Dewey dwells on the the act of expression in his chapter, and it makes me rethink my sometimes superficial experience as art audience. Dewey’s theory of expressive acts begins with his claim that every experience begins with an “impulsion” instead of as an “impulsion;” it is the beginning of a complete experience rather than an instant impulse. However, simply giving way to an impulse does not equate to expression – in other words – not all acts are expression. Just merely an act of emotional discharge does not constitute expression because it lacks a medium, according to Dewey. As a complete experience, art and expression require a “prolonged interaction of something issuing form the self with objective conditions, a process in which both of them acquire a form and order they did not at first possess” (p. 65). A work of art does not merely happen out of nowhere or a sudden impulse, it takes time, purpose, excitement, prior experiences and the creator’s inner reflection and conflicts. So you basically cannot just call anything art, even God took seven days to create the world, apparently.
To have or understand the entire experience of art, one should appreciate the process and purpose of creation instead of only focusing on the finished product, which we all are all guilty of doing at some point. Like sexuality, there are many who feel that the short-living orgasm is the most important, but I believe it is the process that gives sex meaning and fulfils the purpose.
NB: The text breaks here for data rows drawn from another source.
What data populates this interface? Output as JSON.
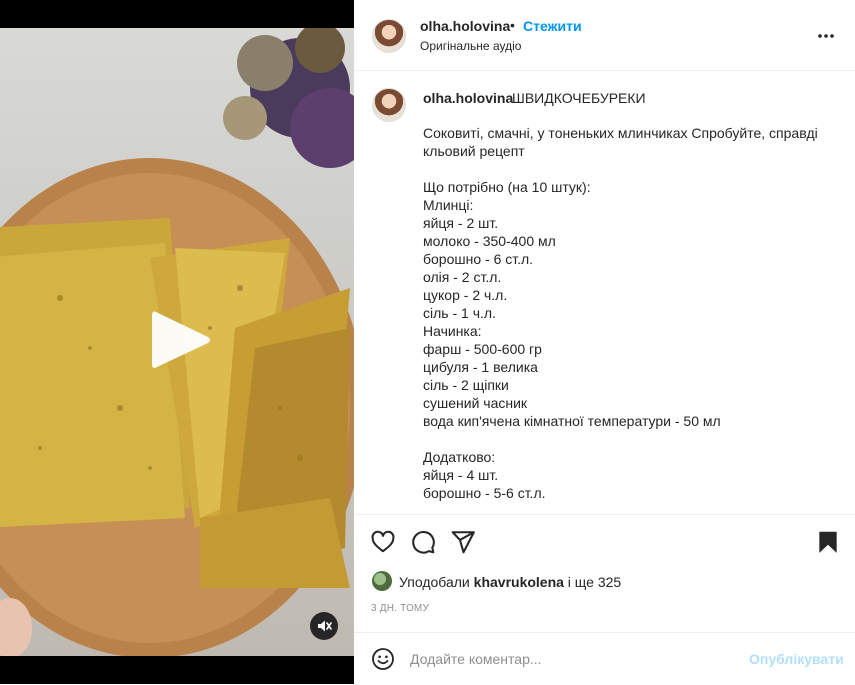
{
  "media": {
    "play_icon": "play-icon",
    "mute_icon": "speaker-muted-icon"
  },
  "header": {
    "username": "olha.holovina",
    "separator": "•",
    "follow_label": "Стежити",
    "audio_label": "Оригінальне аудіо",
    "more_icon": "more-horizontal-icon"
  },
  "caption": {
    "username": "olha.holovina",
    "title": "ШВИДКОЧЕБУРЕКИ",
    "lines": [
      "Соковиті, смачні, у тоненьких млинчиках Спробуйте, справді",
      "кльовий рецепт",
      "",
      "Що потрібно (на 10 штук):",
      "Млинці:",
      "яйця - 2 шт.",
      "молоко - 350-400 мл",
      "борошно - 6 ст.л.",
      "олія - 2 ст.л.",
      "цукор - 2 ч.л.",
      "сіль - 1 ч.л.",
      "Начинка:",
      "фарш - 500-600 гр",
      "цибуля - 1 велика",
      "сіль - 2 щіпки",
      "сушений часник",
      "вода кип'ячена кімнатної температури - 50 мл",
      "",
      "Додатково:",
      "яйця - 4 шт.",
      "борошно - 5-6 ст.л."
    ]
  },
  "actions": {
    "like_icon": "heart-icon",
    "comment_icon": "comment-icon",
    "share_icon": "share-icon",
    "save_icon": "bookmark-icon"
  },
  "likes": {
    "prefix": "Уподобали ",
    "user": "khavrukolena",
    "suffix": " і ще 325"
  },
  "time": "3 ДН. ТОМУ",
  "comment": {
    "placeholder": "Додайте коментар...",
    "publish_label": "Опублікувати",
    "emoji_icon": "emoji-icon"
  },
  "colors": {
    "link_blue": "#0095f6",
    "publish_disabled": "#b2dffc",
    "muted_text": "#8e8e8e",
    "divider": "#efefef"
  }
}
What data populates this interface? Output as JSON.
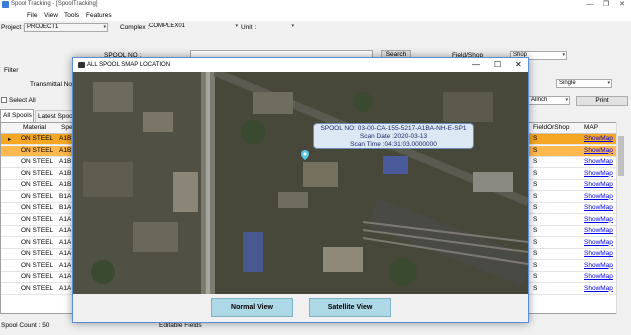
{
  "window": {
    "title": "Spool Tracking - [SpoolTracking]",
    "minimize": "—",
    "maximize": "❐",
    "close": "✕"
  },
  "menu": [
    "File",
    "View",
    "Tools",
    "Features"
  ],
  "filters": {
    "project_label": "Project :",
    "project_value": "PROJECT1",
    "complex_label": "Complex :",
    "complex_value": "COMPLEX01",
    "unit_label": "Unit :",
    "unit_value": ""
  },
  "search": {
    "spool_no_label": "SPOOL NO :",
    "search_button": "Search",
    "fieldshop_label": "Field/Shop",
    "fieldshop_value": "Shop",
    "filter_label": "Filter",
    "transmittal_label": "Transmittal No",
    "single_value": "Single",
    "spool_mode_value": "Allnch",
    "print_button": "Print",
    "select_all_label": "Select All"
  },
  "tabs": [
    "All Spools",
    "Latest Spools"
  ],
  "grid": {
    "columns": [
      "Material",
      "Spe",
      "FieldOrShop",
      "MAP"
    ],
    "material_values": [
      "ON STEEL",
      "ON STEEL",
      "ON STEEL",
      "ON STEEL",
      "ON STEEL",
      "ON STEEL",
      "ON STEEL",
      "ON STEEL",
      "ON STEEL",
      "ON STEEL",
      "ON STEEL",
      "ON STEEL",
      "ON STEEL",
      "ON STEEL"
    ],
    "spec_values": [
      "A1B",
      "A1B",
      "A1B",
      "A1B",
      "A1B",
      "B1A",
      "B1A",
      "A1A",
      "A1A",
      "A1A",
      "A1A",
      "A1A",
      "A1A",
      "A1A"
    ],
    "fieldshop_values": [
      "S",
      "S",
      "S",
      "S",
      "S",
      "S",
      "S",
      "S",
      "S",
      "S",
      "S",
      "S",
      "S",
      "S"
    ],
    "map_link": "ShowMap"
  },
  "status": {
    "spool_count": "Spool Count : 50",
    "editable_fields": "Editable Fields"
  },
  "colors": {
    "selected_row": "#f5a623",
    "highlight_row": "#ffb84d",
    "link": "#0000ee"
  },
  "dialog": {
    "title": "ALL SPOOL SMAP LOCATION",
    "popup_line1": "SPOOL NO: 03-00-CA-155-5217-A1BA-NH-E-SP1",
    "popup_line2": "Scan Date :2020-03-13",
    "popup_line3": "Scan Time :04:31:03.0000000",
    "normal_view": "Normal View",
    "satellite_view": "Satellite View",
    "minimize": "—",
    "maximize": "☐",
    "close": "✕"
  }
}
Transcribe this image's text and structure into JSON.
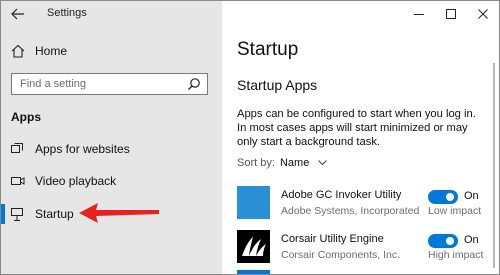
{
  "window": {
    "title": "Settings",
    "controls": {
      "minimize": "minimize",
      "maximize": "maximize",
      "close": "close"
    }
  },
  "sidebar": {
    "home_label": "Home",
    "search_placeholder": "Find a setting",
    "section_title": "Apps",
    "items": [
      {
        "label": "Apps for websites",
        "icon": "apps-for-websites-icon"
      },
      {
        "label": "Video playback",
        "icon": "video-playback-icon"
      },
      {
        "label": "Startup",
        "icon": "startup-icon",
        "selected": true
      }
    ]
  },
  "main": {
    "title": "Startup",
    "subtitle": "Startup Apps",
    "description": "Apps can be configured to start when you log in. In most cases apps will start minimized or may only start a background task.",
    "sort_label": "Sort by:",
    "sort_value": "Name",
    "apps": [
      {
        "name": "Adobe GC Invoker Utility",
        "publisher": "Adobe Systems, Incorporated",
        "state": "On",
        "impact": "Low impact",
        "tile_color": "#2b8fd6"
      },
      {
        "name": "Corsair Utility Engine",
        "publisher": "Corsair Components, Inc.",
        "state": "On",
        "impact": "High impact",
        "tile_color": "#000000"
      }
    ]
  },
  "colors": {
    "accent": "#0078d7",
    "annotation_arrow": "#e8201e",
    "sidebar_bg": "#e6e6e6"
  }
}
Most of the time, we put so much emphasis on the final product when it comes to art, but fail to take into account the backstory and process behind it – and most of the time that is what make the work of art special. Same goes with the material form of a media. For example, a movie filmed beautifully on actual analogue film would be considered specially artistic, not just because it has nice cinematography and is well put together, but the fact that a conscious choice is made to have it recorded and processed on film. For some, it is the fact that it is shot using analogue equipment and methods that constitute the art.
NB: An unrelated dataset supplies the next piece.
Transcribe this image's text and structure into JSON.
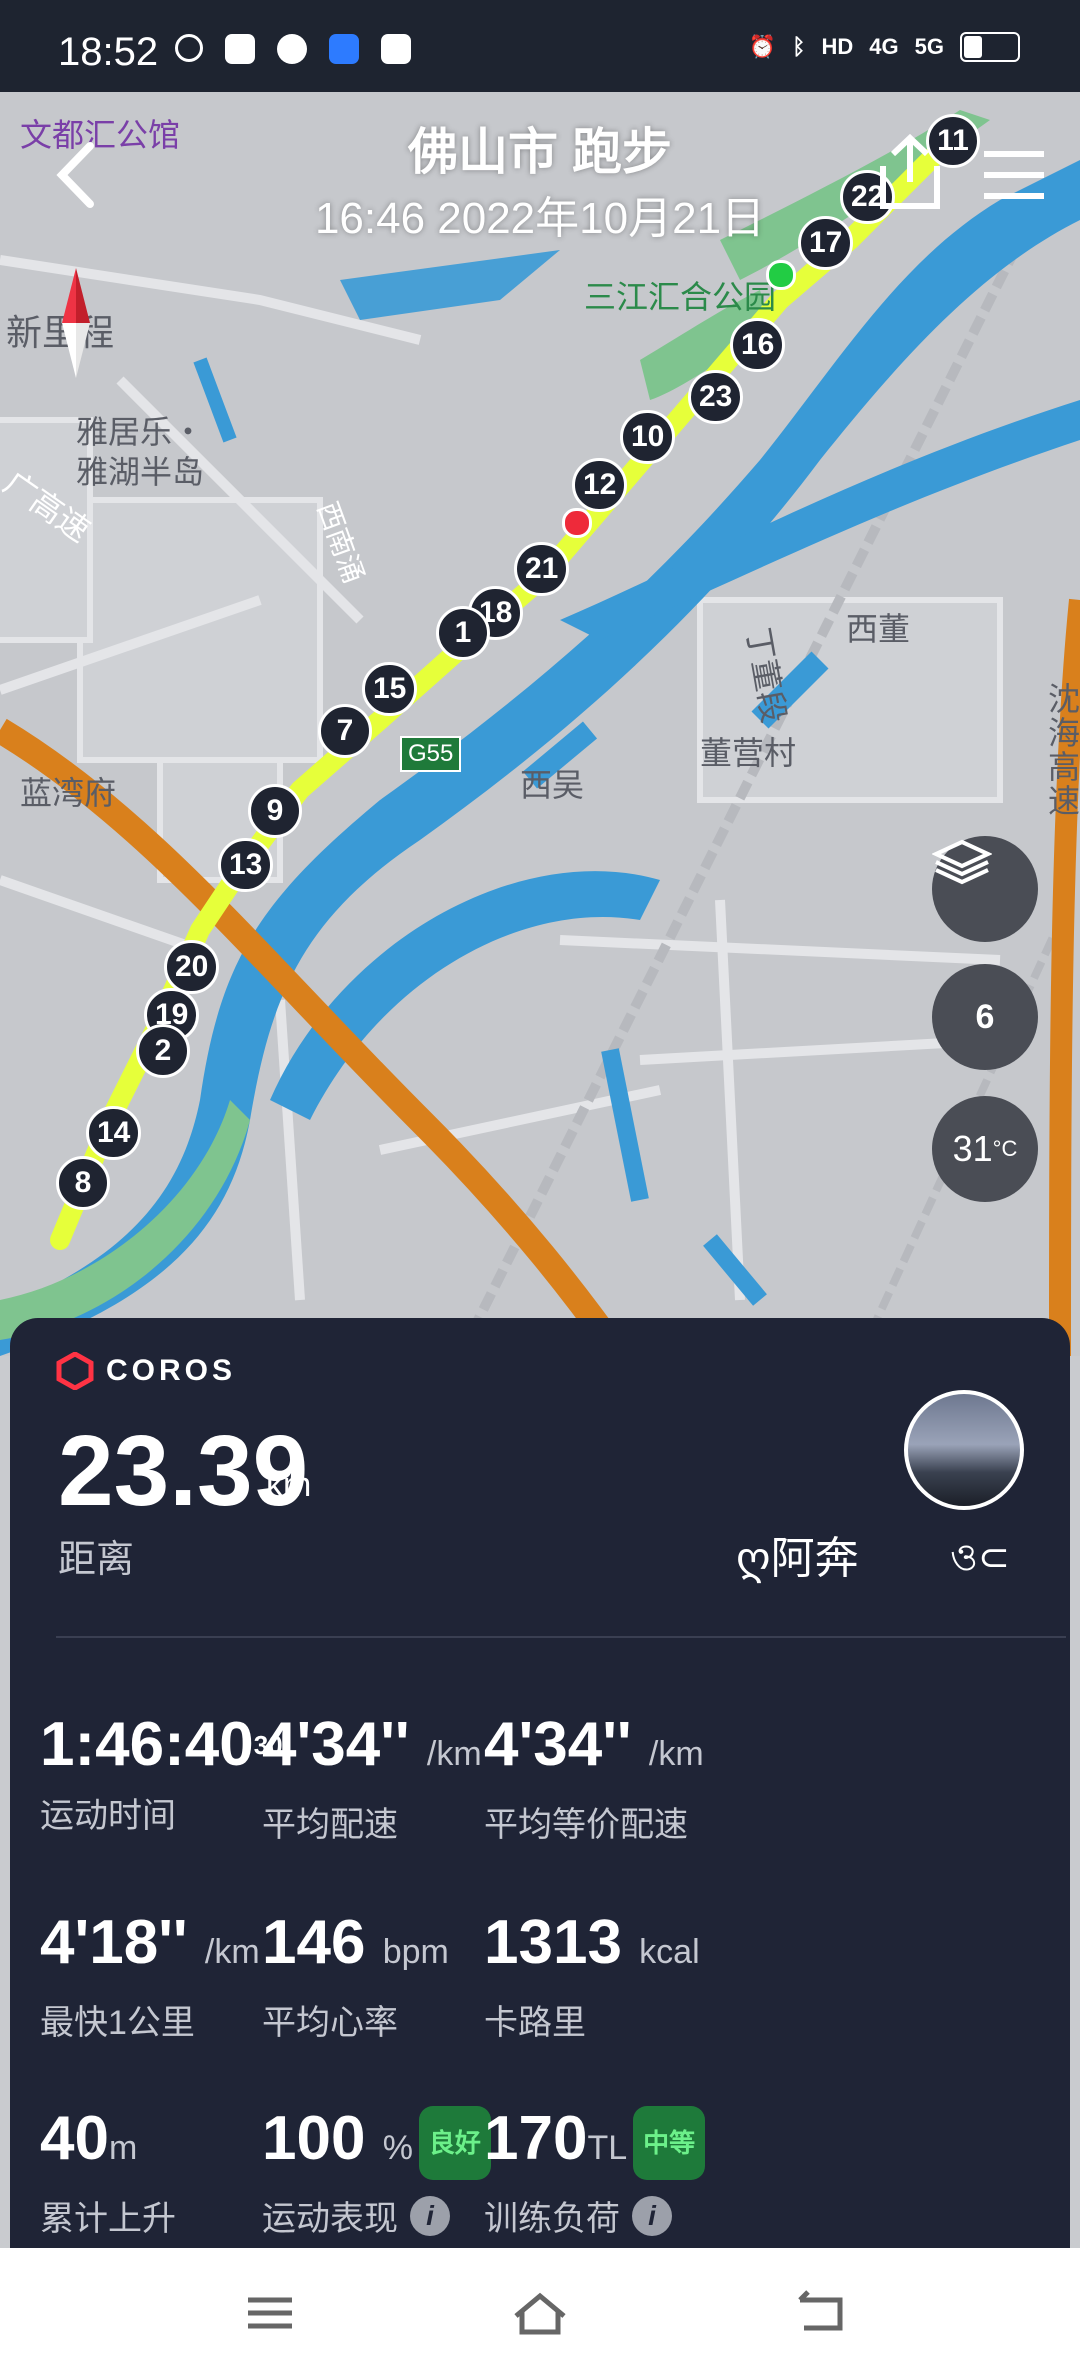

Brun’s obscure rant of composing music and computers is fascinating to read even though I had a hard time truly understanding what he is trying to say. The fact that it was written in the early seventies where digital music and recording was just starting to be in conversations and analogue production was becoming a mature technology, shows that many of his theories has come true today. Programmed computers can compose music (or at least pleasing sounds that we consider music), we can even now endlessly and freely modify all sorts of media to a point they are not recognisable compared to its original analogue form. With music, many mourn the loss of the warmth and realism of the analogue days, and complain about the harshness and artificiality of digital today. Singers had skills and needed to actually be good singers back then, but now many do not even need to be able to hold a note with the advances of the digital world. But as Brun says at the end of his piece, “it simply is not the computer that threatens to replace people, the human brain, the composer. Much rather it should be asked whether these three could eventually learn how to understand and to handle the systems which they themselves have valiantly conquered from chaos.” I guess we did.